Birmingham Museum and Art Gallery is located in Chamberlain Square, free of charge to enter to the majority of shows. There are different areas to the Gallery all exhibiting different things. The Gallery ranges from historical artefacts to photography to art exhibitions.
For example, I visited the Gallery for the Staffordshire Hoard:
The Hoard is made up of over 1,500 pieces of beautifully crafted gold and silver from the 7th century Anglo-Saxon kingdom of Mercia.
and Steve McCurry’s photography exhibition:
His coverage of the Russian invasion of Afghanistan in the 1980’s, when he crossed the border disguised as a local with rolls of film sown into his clothes, won him the Robert Capa Gold Medal for Best Photographic Reporting from Abroad Showing Courage and Enterprise.

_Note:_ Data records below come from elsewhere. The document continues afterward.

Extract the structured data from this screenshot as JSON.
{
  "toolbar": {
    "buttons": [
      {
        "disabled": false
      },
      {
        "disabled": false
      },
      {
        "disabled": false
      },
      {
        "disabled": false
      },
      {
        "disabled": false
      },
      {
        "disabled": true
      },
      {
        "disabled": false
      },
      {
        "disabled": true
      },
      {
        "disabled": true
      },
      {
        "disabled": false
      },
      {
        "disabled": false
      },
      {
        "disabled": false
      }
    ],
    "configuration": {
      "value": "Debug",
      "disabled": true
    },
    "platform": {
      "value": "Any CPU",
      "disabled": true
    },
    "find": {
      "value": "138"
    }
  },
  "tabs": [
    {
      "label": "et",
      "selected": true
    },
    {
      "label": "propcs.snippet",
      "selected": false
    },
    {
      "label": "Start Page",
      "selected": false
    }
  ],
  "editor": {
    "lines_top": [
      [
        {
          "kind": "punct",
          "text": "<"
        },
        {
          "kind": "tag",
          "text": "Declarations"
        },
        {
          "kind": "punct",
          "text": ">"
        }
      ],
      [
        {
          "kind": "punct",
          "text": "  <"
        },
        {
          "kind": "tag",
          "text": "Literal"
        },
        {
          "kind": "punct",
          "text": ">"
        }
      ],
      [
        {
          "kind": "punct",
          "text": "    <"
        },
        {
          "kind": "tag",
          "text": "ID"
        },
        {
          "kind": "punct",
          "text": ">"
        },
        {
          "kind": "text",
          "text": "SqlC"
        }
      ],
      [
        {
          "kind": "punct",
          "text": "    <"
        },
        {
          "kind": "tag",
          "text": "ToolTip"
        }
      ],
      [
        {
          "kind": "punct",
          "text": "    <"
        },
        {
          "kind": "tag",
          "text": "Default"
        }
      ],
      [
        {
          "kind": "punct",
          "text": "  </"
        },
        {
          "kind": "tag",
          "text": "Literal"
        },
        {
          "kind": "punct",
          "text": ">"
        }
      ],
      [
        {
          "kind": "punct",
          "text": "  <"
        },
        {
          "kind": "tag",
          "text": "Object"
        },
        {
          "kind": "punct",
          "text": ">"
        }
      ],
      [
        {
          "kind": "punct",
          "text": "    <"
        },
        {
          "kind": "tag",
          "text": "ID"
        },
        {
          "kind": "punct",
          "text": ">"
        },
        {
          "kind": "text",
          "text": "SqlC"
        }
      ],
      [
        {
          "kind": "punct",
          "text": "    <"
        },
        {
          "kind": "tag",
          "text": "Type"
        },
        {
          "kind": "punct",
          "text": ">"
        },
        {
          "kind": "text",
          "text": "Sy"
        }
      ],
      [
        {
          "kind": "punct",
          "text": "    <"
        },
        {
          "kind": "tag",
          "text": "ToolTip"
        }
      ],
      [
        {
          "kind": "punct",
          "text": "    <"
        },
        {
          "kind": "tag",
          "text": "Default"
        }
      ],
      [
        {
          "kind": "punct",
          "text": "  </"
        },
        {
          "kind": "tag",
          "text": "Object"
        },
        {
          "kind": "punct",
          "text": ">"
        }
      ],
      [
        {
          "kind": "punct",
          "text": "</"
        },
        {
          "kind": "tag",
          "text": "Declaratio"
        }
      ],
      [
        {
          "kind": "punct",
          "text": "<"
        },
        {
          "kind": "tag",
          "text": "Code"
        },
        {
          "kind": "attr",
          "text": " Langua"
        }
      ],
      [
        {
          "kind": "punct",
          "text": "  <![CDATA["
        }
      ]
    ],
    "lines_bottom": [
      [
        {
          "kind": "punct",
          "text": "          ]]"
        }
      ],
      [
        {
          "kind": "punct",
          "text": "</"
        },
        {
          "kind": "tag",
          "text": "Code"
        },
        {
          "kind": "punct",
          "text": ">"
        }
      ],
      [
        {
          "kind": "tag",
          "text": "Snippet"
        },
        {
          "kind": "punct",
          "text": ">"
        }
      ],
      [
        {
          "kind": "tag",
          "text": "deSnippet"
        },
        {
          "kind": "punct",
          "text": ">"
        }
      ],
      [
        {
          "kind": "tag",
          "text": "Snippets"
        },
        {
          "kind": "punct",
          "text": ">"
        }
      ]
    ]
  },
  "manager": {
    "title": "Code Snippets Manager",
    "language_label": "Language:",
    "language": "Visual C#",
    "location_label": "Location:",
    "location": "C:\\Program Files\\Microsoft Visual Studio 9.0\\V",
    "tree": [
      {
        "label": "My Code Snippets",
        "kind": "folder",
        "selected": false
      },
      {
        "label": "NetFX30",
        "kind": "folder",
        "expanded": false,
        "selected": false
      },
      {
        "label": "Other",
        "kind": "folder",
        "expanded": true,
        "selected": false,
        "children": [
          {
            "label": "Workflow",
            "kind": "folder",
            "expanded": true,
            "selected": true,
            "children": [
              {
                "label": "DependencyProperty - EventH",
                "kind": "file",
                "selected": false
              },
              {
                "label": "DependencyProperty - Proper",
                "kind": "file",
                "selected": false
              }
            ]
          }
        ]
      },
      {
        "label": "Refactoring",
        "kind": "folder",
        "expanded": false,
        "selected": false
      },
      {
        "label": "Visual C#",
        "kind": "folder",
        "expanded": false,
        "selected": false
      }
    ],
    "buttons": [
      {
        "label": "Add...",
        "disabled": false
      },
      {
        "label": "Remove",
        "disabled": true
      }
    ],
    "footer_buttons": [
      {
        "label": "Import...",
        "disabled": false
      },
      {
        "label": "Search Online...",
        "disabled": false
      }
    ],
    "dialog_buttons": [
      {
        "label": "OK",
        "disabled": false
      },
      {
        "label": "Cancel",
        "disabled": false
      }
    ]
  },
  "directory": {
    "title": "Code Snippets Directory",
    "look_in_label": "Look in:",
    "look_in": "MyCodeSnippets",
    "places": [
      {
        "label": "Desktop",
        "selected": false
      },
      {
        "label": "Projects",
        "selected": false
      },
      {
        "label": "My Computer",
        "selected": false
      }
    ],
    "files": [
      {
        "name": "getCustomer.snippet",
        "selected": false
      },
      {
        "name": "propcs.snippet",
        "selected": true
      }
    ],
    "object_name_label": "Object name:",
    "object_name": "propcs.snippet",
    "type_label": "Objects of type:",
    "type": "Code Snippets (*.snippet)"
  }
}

The British Museum is another example of an amazing venue for art and design in England. The British Museum is located in London and holds a wide variety of exhibitions. One of my favourites that I visited earlier this year was the Egyptian Book of the Dead. The exhibition not only housed the book of the dead but it had many artefacts from Ancient Egypt itself- even a mummy!

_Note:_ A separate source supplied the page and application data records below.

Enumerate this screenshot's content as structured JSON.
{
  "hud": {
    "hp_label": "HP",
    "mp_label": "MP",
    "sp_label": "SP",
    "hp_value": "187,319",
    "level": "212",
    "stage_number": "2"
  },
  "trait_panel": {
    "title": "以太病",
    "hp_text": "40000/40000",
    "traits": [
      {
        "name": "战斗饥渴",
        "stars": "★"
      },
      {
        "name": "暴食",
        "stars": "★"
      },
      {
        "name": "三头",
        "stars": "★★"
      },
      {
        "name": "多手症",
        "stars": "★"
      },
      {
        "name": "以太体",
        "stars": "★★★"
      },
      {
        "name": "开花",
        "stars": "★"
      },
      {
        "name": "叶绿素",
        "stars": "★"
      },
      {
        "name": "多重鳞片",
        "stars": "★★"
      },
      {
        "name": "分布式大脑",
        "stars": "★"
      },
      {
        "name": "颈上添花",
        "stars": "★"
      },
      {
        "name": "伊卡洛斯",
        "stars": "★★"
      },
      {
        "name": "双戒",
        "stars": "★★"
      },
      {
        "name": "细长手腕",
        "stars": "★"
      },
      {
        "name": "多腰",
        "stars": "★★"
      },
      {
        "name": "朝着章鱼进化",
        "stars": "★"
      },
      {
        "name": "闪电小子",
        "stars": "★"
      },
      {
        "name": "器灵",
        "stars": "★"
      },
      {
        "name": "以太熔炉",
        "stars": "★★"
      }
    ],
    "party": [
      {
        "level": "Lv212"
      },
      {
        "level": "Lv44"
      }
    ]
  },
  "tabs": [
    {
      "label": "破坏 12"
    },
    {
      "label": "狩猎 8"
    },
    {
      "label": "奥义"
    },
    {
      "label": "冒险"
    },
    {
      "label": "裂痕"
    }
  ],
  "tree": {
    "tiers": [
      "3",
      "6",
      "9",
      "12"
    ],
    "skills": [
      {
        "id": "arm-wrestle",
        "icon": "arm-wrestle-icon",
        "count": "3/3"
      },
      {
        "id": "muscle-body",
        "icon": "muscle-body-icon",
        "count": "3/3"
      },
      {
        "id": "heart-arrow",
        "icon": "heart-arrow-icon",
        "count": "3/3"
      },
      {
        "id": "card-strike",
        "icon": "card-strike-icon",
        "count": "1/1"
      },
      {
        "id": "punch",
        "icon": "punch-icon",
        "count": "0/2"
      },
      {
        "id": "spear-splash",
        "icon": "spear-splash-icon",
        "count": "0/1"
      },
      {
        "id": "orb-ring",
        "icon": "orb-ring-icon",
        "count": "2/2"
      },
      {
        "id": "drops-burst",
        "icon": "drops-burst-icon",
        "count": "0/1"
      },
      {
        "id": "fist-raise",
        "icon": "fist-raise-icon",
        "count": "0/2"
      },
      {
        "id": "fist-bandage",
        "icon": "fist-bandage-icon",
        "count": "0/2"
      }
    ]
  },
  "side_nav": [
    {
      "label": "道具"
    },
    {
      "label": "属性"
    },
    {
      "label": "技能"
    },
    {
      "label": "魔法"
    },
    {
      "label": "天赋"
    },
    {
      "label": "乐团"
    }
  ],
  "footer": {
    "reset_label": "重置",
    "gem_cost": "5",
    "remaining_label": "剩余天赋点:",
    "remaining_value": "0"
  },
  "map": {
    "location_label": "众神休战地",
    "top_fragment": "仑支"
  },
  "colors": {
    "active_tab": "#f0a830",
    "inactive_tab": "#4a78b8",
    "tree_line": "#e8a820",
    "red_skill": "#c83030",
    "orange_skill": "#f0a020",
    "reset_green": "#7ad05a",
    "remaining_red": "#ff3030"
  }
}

The museum is currently exhibiting:Landscape, heroes
and folktales, German Romantic prints and drawings and Grayson Perry The Tomb of the Unknown Craftsman.
Another of my curiosities is Ancient History. I enjoy reading about early civilisations and how different their way of life is to the modern day (for example, read Food of the Gods– Terence McKenna). My interest varies from Ancient Egypt and the Egyptian Book of the Dead to Ancient architecture all around the world.
I have recently read about Catal Huyuk, Turkey. The Neolithic settlement created a mound (a clue is in the name Huyuk means mound in Turkish) not far from the Mount Hasan volcano. The site was first excavated by James Mellaart (author of Earliest Civilisation of the Near East) followed by a team of people that helped him out. However Mellaart was later banned from Turkey over a dispute over missing artefacts supposedly of the Bronze Age, therefore until 1993 the site had no more attention. In 1993, investigations into the site began again with leadership from Ian Hodder (ex-student of Mellaart’s) from Cambridge, the investigation included “archaeological science, psychological and artistic interpretations of the symbolism of the wall paintings”.
One of the main quotes I read about the investigation that stuck out to me was:
“Less than three percent of the site has been explored. But Catal Huyuk has already yielded a wealth of religious art and symbolism that appears to be three or four thousand years ahead of its time. The mature complexity of the traditions at this Neolithic site further presupposes, according to the excavator, an Upper Paleolithic ancestor to whom we have no trace.”